How To Use A Stud Finder News & Opinion

How to Use a Stud Finder: Tips from the Pros

Understanding how to use a stud finder can ultimately save you a lot of frustration and money on repairs. Our Pros tell you their best practices.

A great example of needing to know how to use a stud finder comes when mounting a TV bracket on the wall.  You want to make sure to drill into the studs—not just the drywall. Actually, this goes for all any heavier items you plan to mount on your walls. Unless you enjoy replacing both drywall and the object you’ve mounted to it, let the frame of the house support those heavier items. For success, you need to know how to properly locate stud centers.

How to Use a Stud Finder at a Glance

  • Check the batteries
  • Find your ideal installation point
  • If necessary, calibrate your stud finder
  • Search for studs to the right and left
  • Mark your drilling point(s)
  • Move up or down the stud and re-check stud locations to avoid false positives


Which Stud Finder Should I Buy?

You’ll have a better idea of how to use a stud finder when you settle on a model. Many models exist, including magnetic stud finders that locate studs by identifying metal screws and nails in the wood. These won’t necessarily help you find the center of the stud, however.

Our Pros suggest models that read material density. These let you locate the edges of studs, allowing you to hone in on the center.

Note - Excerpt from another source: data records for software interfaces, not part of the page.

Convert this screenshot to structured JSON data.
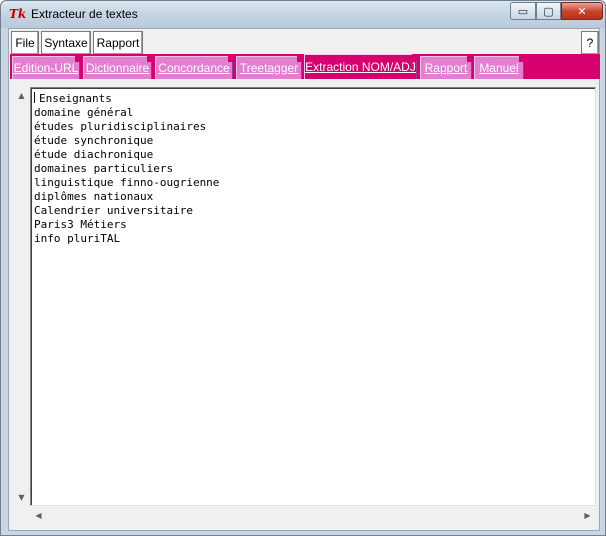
{
  "window": {
    "title": "Extracteur de textes",
    "logo_text": "Tk",
    "minimize_symbol": "▭",
    "maximize_symbol": "▢",
    "close_symbol": "✕"
  },
  "menubar": {
    "items": [
      "File",
      "Syntaxe",
      "Rapport"
    ],
    "help_label": "?"
  },
  "tabs": {
    "items": [
      {
        "label": "Edition-URL"
      },
      {
        "label": "Dictionnaire"
      },
      {
        "label": "Concordance"
      },
      {
        "label": "Treetagger"
      },
      {
        "label": "Extraction NOM/ADJ"
      },
      {
        "label": "Rapport"
      },
      {
        "label": "Manuel"
      }
    ],
    "active": "Extraction NOM/ADJ",
    "colors": {
      "strip": "#d6006f",
      "inactive": "#e27fd0",
      "text": "#ffffff"
    }
  },
  "editor": {
    "lines": [
      "Enseignants",
      "domaine général",
      "études pluridisciplinaires",
      "étude synchronique",
      "étude diachronique",
      "domaines particuliers",
      "linguistique finno-ougrienne",
      "diplômes nationaux",
      "Calendrier universitaire",
      "Paris3 Métiers",
      "info pluriTAL"
    ]
  },
  "scrollbars": {
    "up_arrow": "▲",
    "down_arrow": "▼",
    "left_arrow": "◀",
    "right_arrow": "▶"
  }
}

Let’s Hang


First things first. As with any tool that operates on a battery, you’ll want to make sure to use fresh ones. Weak batteries can give off false readings, and you want accuracy. Also, make sure the contacts on your stud finder don’t have any crud getting in the way of placing them firmly against the wall.

Figure out where you want to hang or secure your item. For the sake of having an example to work with, let’s imagine again that you’re mounting a TV to the wall. Decide where you want the top of the TV to hang. Next, measure down from the top of the TV to the topmost mounting hole of your TV bracket. Mark this as the approximate height to locate and mark your studs.

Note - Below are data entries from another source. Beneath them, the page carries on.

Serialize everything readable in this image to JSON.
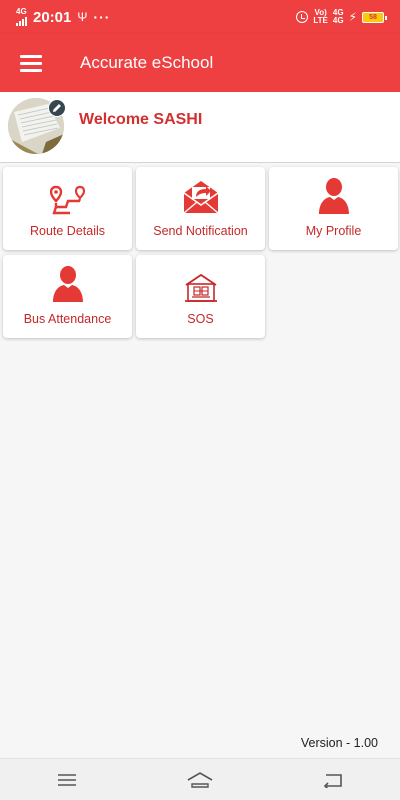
{
  "status_bar": {
    "network": "4G",
    "time": "20:01",
    "volte_top": "Vo)",
    "volte_bottom": "LTE",
    "net2_top": "4G",
    "net2_bottom": "4G",
    "battery": "58"
  },
  "app_bar": {
    "title": "Accurate eSchool",
    "menu_icon": "hamburger-menu-icon"
  },
  "profile": {
    "welcome": "Welcome SASHI"
  },
  "tiles": [
    {
      "label": "Route Details",
      "icon": "route-icon"
    },
    {
      "label": "Send Notification",
      "icon": "envelope-send-icon"
    },
    {
      "label": "My Profile",
      "icon": "person-icon"
    },
    {
      "label": "Bus Attendance",
      "icon": "person-icon"
    },
    {
      "label": "SOS",
      "icon": "school-building-icon"
    }
  ],
  "version": "Version - 1.00",
  "colors": {
    "primary": "#ee3f41",
    "tile_text": "#c62828",
    "icon": "#e53935"
  }
}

Find Local Studs in Your Area

Building codes should ensure that the studs in your house are properly spaced from one another—typically 16″ on center. When looking for that first stud, you’ve basically got a 2-ft wide space in which to scan.

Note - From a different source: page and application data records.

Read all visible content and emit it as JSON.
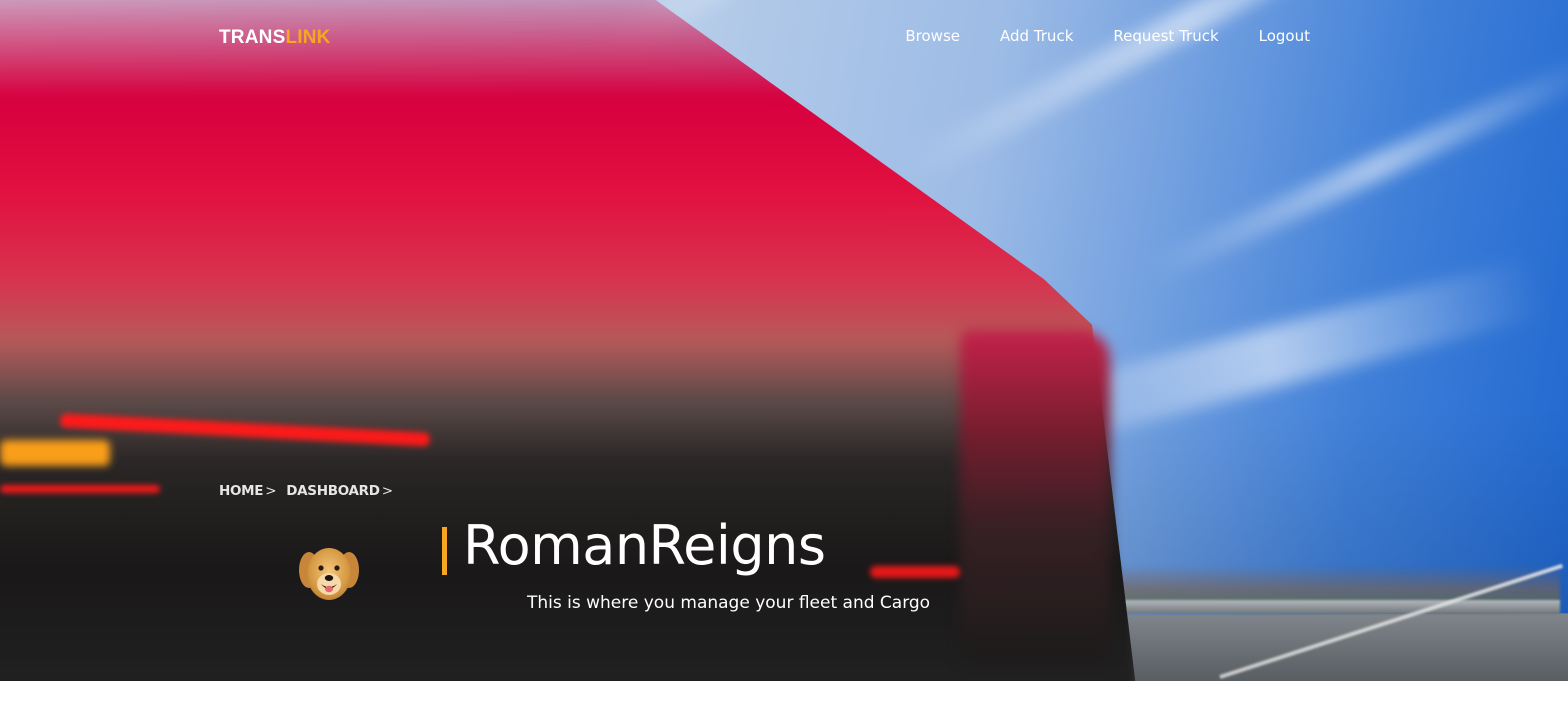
{
  "header": {
    "logo_part1": "TRANS",
    "logo_part2": "LINK",
    "nav": [
      "Browse",
      "Add Truck",
      "Request Truck",
      "Logout"
    ]
  },
  "breadcrumb": {
    "items": [
      "HOME",
      "DASHBOARD"
    ],
    "separator": ">"
  },
  "profile": {
    "username": "RomanReigns",
    "tagline": "This is where you manage your fleet and Cargo",
    "avatar_icon": "dog-avatar"
  },
  "colors": {
    "accent": "#f6a623",
    "text": "#ffffff",
    "background": "#ffffff"
  }
}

How To Use A Stud FinderFigure out where you’d ideally like to drill, and with the flat side of stud finder pressed firmly against the wall, press the activation button. Then, move your tool to the left about a foot.

Slowly move your stud finder back to the right, being careful to keep the stud finder flat against the wall and upright.

With most models, you’ll know you’ve hit paydirt when your stud finder starts blinking or beeping at you. You want to double-check where the alert started by reversing a few inches and going back over the same spot.

Editor’s Note: You may need to calibrate the stud finder—though most are self-calibrating. If not, read your owner’s manual to figure out how to do this.

Mark It Down

Grab that pencil and mark where the stud is. If you’re using a center-finding stud finder, mark the edges of the stud, so that you can locate the center. Ideally, when you drive your fastener into the stud, you want to aim there.


Double-Check Your Work

You may know how to use a stud finder, but that doesn’t remove the risk of reading a false-positive. Metal piping, brackets, and other unforeseen material in the walls can trick the tool into seeing something that’s not actually a stud. However, if you have found the right spot, you can tell by searching for studs on either side of your mark. You should be able to find the next one 16 inches away from your initial markings.

How To Use A Stud Finder

Now that you’ve identified your stud location(s), go ahead and install your mount, bracket, or whatever without any lingering anxiety about whether you hit the right spot!

Drywall or Plaster?

Most electronic stud finders only give you accurate readings against drywall. I’ve had some limited success using one to get a general idea of where studs are in plaster, but they aren’t typically designed to penetrate that material. You’re better off using a magnetic stud finder if you have plaster walls.

Keep that 16-inch-on-center rule in mind. Once you confirm the position of one stud, measure from there to find others. Then confirm with the tool.

If you’ve got any tips or tricks on how to use a stud finder that you feel were left out, feel free to add them to the comments below.


Leave a Reply

2 Comment threads
1 Thread replies
Most reacted comment
Hottest comment thread
3 Comment authors
KurtJohn BlakeRob Recent comment authors
newest oldest most voted
Notify of

I have a couple of really stong neodymium magnets. They will stick to the wall on the drywall screws. It eliminates needing to make pencil marks.


Start at the corner or door jamb and measure 16 or 24 OC to start, this will get you in the ballpark.

Using a magnetic stud finder, sweep in an “S” pattern at least 16″ in width. By going up to down it increases chances of locating.

Plaster and lathe – magnetic might not have better detection depending on thickness of plaster. My 118 year old house has horse hair plaster and thick lathe and there are many spots that the Stud 4 Sure won’t register.